by Tan Kok Siang, Heng Chong Yong, Lin Zikai, and Tan Shu Hui
As educators, we know how important it is to teach values and life skills in schools. We also know, however, that it is difﬁcult to convince students of the importance of these skills. Some Science teachers decided to experiment with teaching values through the usual Science lessons.
It is common to hear teachers say that most students are motivated to learn only because the concepts taught in class are assessed. While there are exceptions, where highly motivated students are willing to learn anything “out of the syllabus”, these are few and far between.
It becomes more challenging to convince students of the importance of learning skills in the affective domain, particularly with easy access to social media and communication systems today.
With more emphasis being placed on imparting values and soft skills, how should we as educators respond? Can teachers really do something effective in this area of affective learning in school?
An Integrative Teaching Approach
In 2010, three Science teachers in two secondary schools experimented with a pedagogy that integrates learning experiences in the cognitive and affective domains.
This was part of a 3-year school-based initiative to design a pedagogy and craft curricular materials for primary and secondary school Science lessons. The aim was to impart values and teach positive soft skills and habits to students through Science lessons.
This cognitive-affective pedagogy was initiated in 2009 by Dr Tan Kok Siang, a Science Education lecturer at NIE.
The approach involves teaching Science concepts and process skills as usual, through classroom and laboratory lessons.
But the lesson also includes a 5- to 10-minute segment where students are asked to discuss and reflect on a daily life experience that may have some similarities to what they have just learned.
For example, students will learn about chemical reactions as required in the syllabus but they may also discuss how the characteristics of these reactions are comparable to certain life events or their personal habits.
Examples of Affective Teaching
In the first school, 32 Secondary 4 Normal (Technical) students were taught the reaction characteristics of the metal potassium and asked to reflect on their social behaviour when involved in a heated argument with friends. Students reported that they were able to associate the violent reaction characteristics of potassium to the danger of violent social behaviours.
In the same school, a Secondary 3 Express Chemistry class was taught the concept of sedimentation. They were asked to observe the difference in appearance between a sample of stirred muddy water and another in which the sand had settled below a clear layer of water.
They then reflected on how these samples were similar to their states of mind – when they were confused or disturbed, and when they were calm and relaxed. Students were able to point out the importance of making critical decisions with a clear and calm mind.
In another school, 11 Secondary 2 Express students compared the rates of reaction of weak and strong acids with pieces of magnesium.
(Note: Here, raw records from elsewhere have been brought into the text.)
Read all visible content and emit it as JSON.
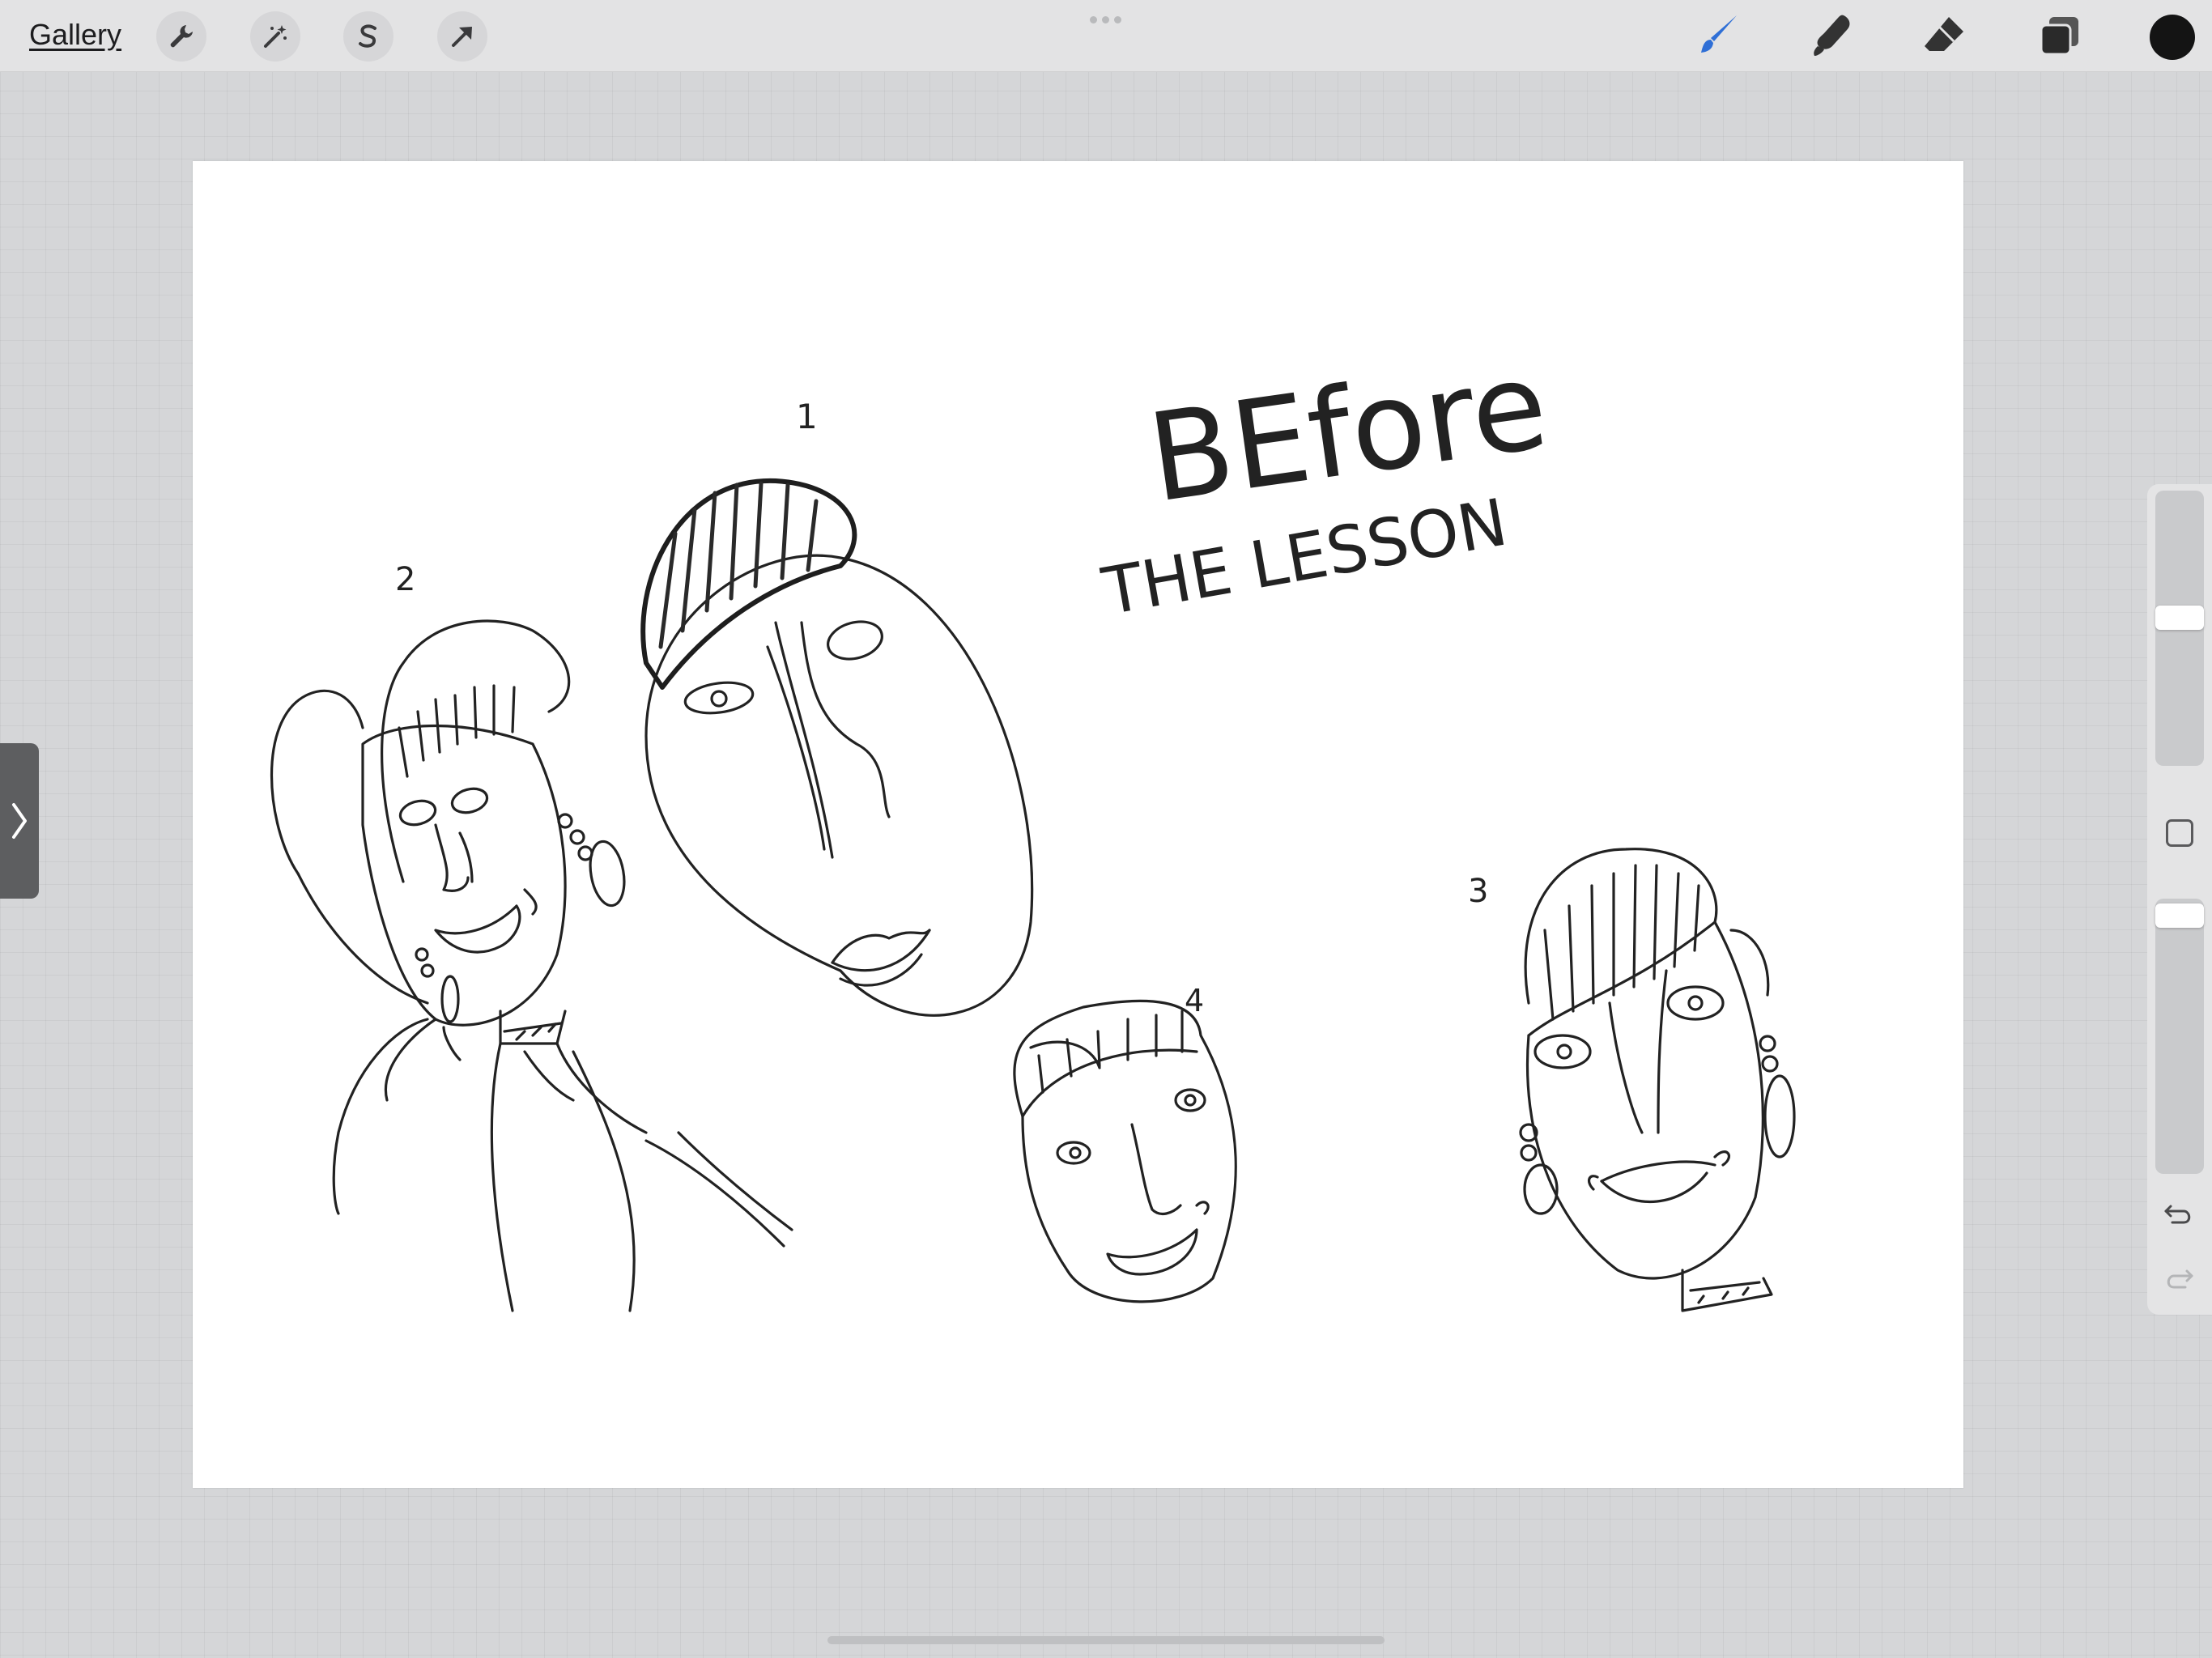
{
  "toolbar": {
    "gallery_label": "Gallery",
    "left_tools": [
      "actions-wrench",
      "adjustments-wand",
      "selection-s",
      "transform-arrow"
    ],
    "right_tools": [
      "brush",
      "smudge",
      "eraser",
      "layers"
    ],
    "active_tool": "brush",
    "active_color": "#141414",
    "accent": "#2f6fd6"
  },
  "sidebar": {
    "brush_size_level": 0.47,
    "opacity_level": 0.06
  },
  "artwork": {
    "title_line1": "BEfore",
    "title_line2": "THE LESSON",
    "face_numbers": [
      "1",
      "2",
      "3",
      "4"
    ]
  }
}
They were then asked to identify which acid had reaction characteristics that best represented the way they spend their monthly allowances.
The teacher found that the students’ responses accurately described their spending habits. For example, the self-admitted spendthrifts could relate their quick spending habits to the strong acid reaction characteristics.
Teachers’ Reflections on Values Teaching
The teachers reported strong interest among students in this “less-than-usual” way of surfacing affective messages through the usual Science lessons.
– Lin Zikai, Bukit View Secondary School
They also noted that these learning activities did not require much curriculum time and the conceptual learning was not diluted.
Through classroom activities, the teachers were able to observe their students’ personal habits and learning needs. Ms Tan Shu Hui says these interactions helped her to sway her students’ thoughts towards a positive direction.
“This pedagogy has enabled students to relate Science to values in life. The activities have also helped me to recognize the relation between students’ responses and their attitudes towards life.”
Mr Heng Chong Yong found that because the students could relate the values taught to their daily life, teaching the lesson became easier. “We used to pause our lessons to scold students for misbehaviour or not paying attention in class. This cognitive-affective integrative pedagogy reduces the need for scolding and allows us to insert some ‘teachable moments’ into the lessons.”
“Such an initiative is crucial for the C2015 curriculum, where students need to be equipped with certain values and life skills, such as being a confident and self- directed learner, concerned citizen and active contributor,” adds Mr Lin Zikai.
While this pedagogy is still experimental, he says, “If every teacher is equipped with such a value system and can infuse values in every lesson, values-centric education will become integrated in their lives and not as a separate subject.”
Tan, K. S., Heng, C. Y., Lin, Z., & Tan, S. H. (2010, December). Teaching school science within the cognitive and affective domains. Paper presented at the Global Chinese Conference on Science Education, Hong Kong SAR, China.